devoted itself to its investigation into the attendance and voting records of some members of the House of Lords. Particularly Lord Brookman
among dozens not to speak, raising fresh questions about the chamber.
The former trade union general secretary David Brookman was among dozens of other lords and baronesses who never took part in a single debate, while almost a third of the 800 peers barely participated in parliamentary business over a 12-month period despite costing almost £3.2m in allowances.
It reports that 46 peers failed to register a single vote last year. One Labour peer is said to have claimed almost £50,000 in attendance and travel expenses covering every day the Lords was sitting, despite never speaking or asking written questions.

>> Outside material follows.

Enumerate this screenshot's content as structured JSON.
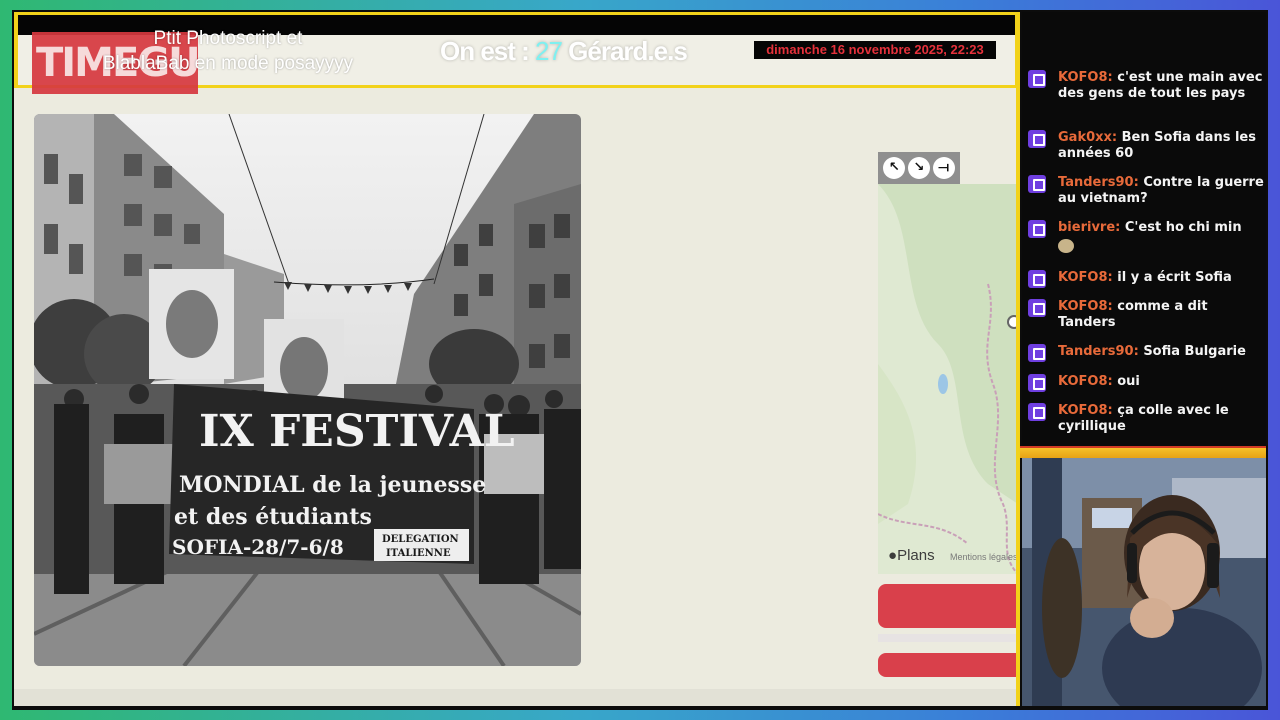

The newspaper suggests the data will raise fresh questions about the size and effectiveness of the Lords, and the funds that can be claimed by those who fail to regularly contribute. The findings show: Eighty-eight peers, about one in nine, never spoke, held a government post or participated in a committee at all; Forty-six peers did not register a single vote, including on Brexit, sit on a committee or hold a post. One peer claimed £25,000 without voting, while another claimed £41,000 but only voted once.
More than 270 peers claimed more than £40,000 in allowances, with two claiming more than £70,000. The Lords allegedly plays a crucial role in scrutinising government legislation, but its critics have long complained the chamber is bloated, anachronistic and inefficient.

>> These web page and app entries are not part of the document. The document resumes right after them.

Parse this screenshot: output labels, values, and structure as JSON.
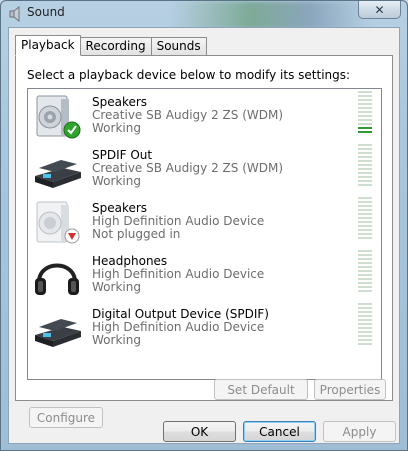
{
  "window": {
    "title": "Sound",
    "close_glyph": "✕"
  },
  "tabs": [
    {
      "label": "Playback",
      "active": true
    },
    {
      "label": "Recording",
      "active": false
    },
    {
      "label": "Sounds",
      "active": false
    }
  ],
  "instructions": "Select a playback device below to modify its settings:",
  "devices": [
    {
      "name": "Speakers",
      "description": "Creative SB Audigy 2 ZS (WDM)",
      "status": "Working",
      "icon": "speaker-default-icon",
      "badge": "check-badge",
      "meter_level": 0.18
    },
    {
      "name": "SPDIF Out",
      "description": "Creative SB Audigy 2 ZS (WDM)",
      "status": "Working",
      "icon": "digital-output-device-icon",
      "meter_level": 0
    },
    {
      "name": "Speakers",
      "description": "High Definition Audio Device",
      "status": "Not plugged in",
      "icon": "speaker-unplugged-icon",
      "badge": "unplugged-badge",
      "meter_level": 0
    },
    {
      "name": "Headphones",
      "description": "High Definition Audio Device",
      "status": "Working",
      "icon": "headphones-icon",
      "meter_level": 0
    },
    {
      "name": "Digital Output Device (SPDIF)",
      "description": "High Definition Audio Device",
      "status": "Working",
      "icon": "digital-output-device-icon",
      "meter_level": 0
    }
  ],
  "buttons": {
    "configure": "Configure",
    "set_default": "Set Default",
    "properties": "Properties",
    "ok": "OK",
    "cancel": "Cancel",
    "apply": "Apply"
  },
  "colors": {
    "meter_active": "#2f9a2f",
    "meter_idle": "#cfdfcf",
    "check_badge": "#2fa52f",
    "unplugged_badge": "#d3302f"
  }
}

The largest claim for attendance and travel expenses was from the former Labour minister Jack Cunningham
who chairs one of the chamber’s most important committees scrutinising secondary legislation. He claimed £75,122 for 154 days’ attendance, £23,108 of which was for air travel.
Receipts obtained through freedom of information requests suggest Lord Cunningham took dozens of flights to and from London. It is not clear whether or not Cunningham travelled business class.
It’s all a public swindle, time to drain the swamp and reform it for an elected house.